Before we jump into that, note that visual rhythm is one of the core principles of design. Being aware of rhythm is a critical concept in graphic design. Recognizing the different types and making careful decisions on which to use helps you guide your users and audience through the story by anchor…

Join the Creative Vizzing Workshop!

Please read the info below before joining. Workshops require commitment to help each other. This one is designed for minimal commitment, with opportunity to stretch it out over time. This workshop will take place from January through February - allowing plenty of time to submit and viz and submit / review feedback, and even share revisions.

This first workshop will be limited to 12 people, first come first serve (if there is enough interest, we may have multiple sessions simultaneously in the future). You don't need to make a new viz for the workshop, so don't worry about the time spent vizzing. It's recommended to spend at least 10 minutes for each participant, so roughly 2 hours providing feedback. You'll have one month to get this done, with plenty of reminders.

If you're interested, please use this form to sign up.

Questions? Reach out to @data_poetry on Twitter.
Creative workshops: artists helping other artistsWhile there are components of "correctness"…

Visual rhythms (part I): the function of rhythm in data viz

It's time to dive back into the namesake of this brand, data poetry. My posts have diverged from this for a bit, simply because Tableau Conference provided a number of ideas to response and discussion. However, the idea of poetry as a visually-analogous paradigm for data viz still has a lot of content for discussion. 

If I'm going to sustain any comparison between poetry and data visualization, we've got to talk about rhythm. No poetry workshop is complete without a discussion of rhythm, and no discussion of rhythm is complete without a discussion of We Real Cool by Gwendolyn Brooks. Click play below for the reading (with about 90 seconds of awesome commentary, too). You can read along here

It's obvious why this poem is celebrated as the epitome of rhythm. The repetition of "We" establishes a sort of beat, and, if you read along, you noticed that the "We" is at the end of each line, breaking the sentence up across lines - which propels us from line …

When data is scary: the data story behind the birth of my son

He was due December 10th, but my wife woke me up at 4 AM on November 29th: her water had broke. The online birth date probability calculator I'd found (and recreated in Tableau) had only listed a 25% chance the baby would be born this early, and while I'd love to say we were completely prepared, it'd probably be more accurate to say we were 25% prepared. However, our birthing class (of which we had one of four classes remaining) provided us clear instructions, so we called the doctor, packed our bags, and drove to the hospital. 

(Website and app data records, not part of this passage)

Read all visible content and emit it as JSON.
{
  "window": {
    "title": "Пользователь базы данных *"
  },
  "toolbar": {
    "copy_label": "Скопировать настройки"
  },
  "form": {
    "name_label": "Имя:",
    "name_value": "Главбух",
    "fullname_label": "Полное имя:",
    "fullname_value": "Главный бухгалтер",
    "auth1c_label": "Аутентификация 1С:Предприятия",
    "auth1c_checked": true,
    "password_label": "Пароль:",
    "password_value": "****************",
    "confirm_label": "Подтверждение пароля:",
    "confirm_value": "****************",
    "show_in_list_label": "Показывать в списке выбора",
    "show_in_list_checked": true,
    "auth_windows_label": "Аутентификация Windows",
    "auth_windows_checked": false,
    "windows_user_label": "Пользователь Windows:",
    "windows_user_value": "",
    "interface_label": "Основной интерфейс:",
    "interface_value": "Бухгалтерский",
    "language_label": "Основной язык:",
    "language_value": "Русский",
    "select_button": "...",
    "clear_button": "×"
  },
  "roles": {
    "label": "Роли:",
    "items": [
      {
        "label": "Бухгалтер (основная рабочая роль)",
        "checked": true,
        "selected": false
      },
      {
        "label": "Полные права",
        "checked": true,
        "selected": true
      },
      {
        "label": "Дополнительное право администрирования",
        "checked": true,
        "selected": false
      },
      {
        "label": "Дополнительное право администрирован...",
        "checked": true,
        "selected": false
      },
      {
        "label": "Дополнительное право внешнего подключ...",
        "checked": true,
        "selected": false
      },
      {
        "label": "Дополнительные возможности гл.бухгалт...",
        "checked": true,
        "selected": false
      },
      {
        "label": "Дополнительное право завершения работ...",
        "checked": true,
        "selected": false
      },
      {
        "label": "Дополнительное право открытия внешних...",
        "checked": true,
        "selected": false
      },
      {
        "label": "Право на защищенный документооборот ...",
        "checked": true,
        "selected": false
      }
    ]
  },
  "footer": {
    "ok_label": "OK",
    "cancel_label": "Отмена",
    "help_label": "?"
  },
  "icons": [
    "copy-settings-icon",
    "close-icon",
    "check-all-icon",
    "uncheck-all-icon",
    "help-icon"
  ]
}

Now, it's important to note that we'd had our last obstetrics appointment just 12 days prior, and everything had looked fine. Our doctor had repeatedly referred to our pregnancy as "picture perfect". However, when we got to the hospital, we found out that picture had dramatically changed - and the scary data began. 

The birthCheck out this chart below - there's a lot of data here, and it's being updated about every second: 


The power of a word: Ludovic's IronViz "weather memories.."

A perhaps blasphemous confession: I wasn't all that excited to watch the Iron Viz at Tableau Conference. It was my first conference, so I was already overwhelmed. I'm not a big fan of watching sports or people playing video games. I hate timed-based performance and large crowds. Add in the fact that, due to a health illness, my diet was restricted to the granola bars I'd brought (New Orleans culinary arts fit pretty squarely on my "do not touch list"), and I was tired and a wee bit grumpy. I really just wanted to go back to my hotel and sleep before I had to face a crowd of 17,000 in the Superdome that night. 

But I'd really fallen in love with Ludovic's work over the last few months, and he seemed like such a genuine person online that I wanted to be there and cheer him on, if just in spirit. (Disclaimer: by no means am I trying to make a comparison to the other Iron Viz contestants - they did fantastic work and also seem like great people. I just had mor…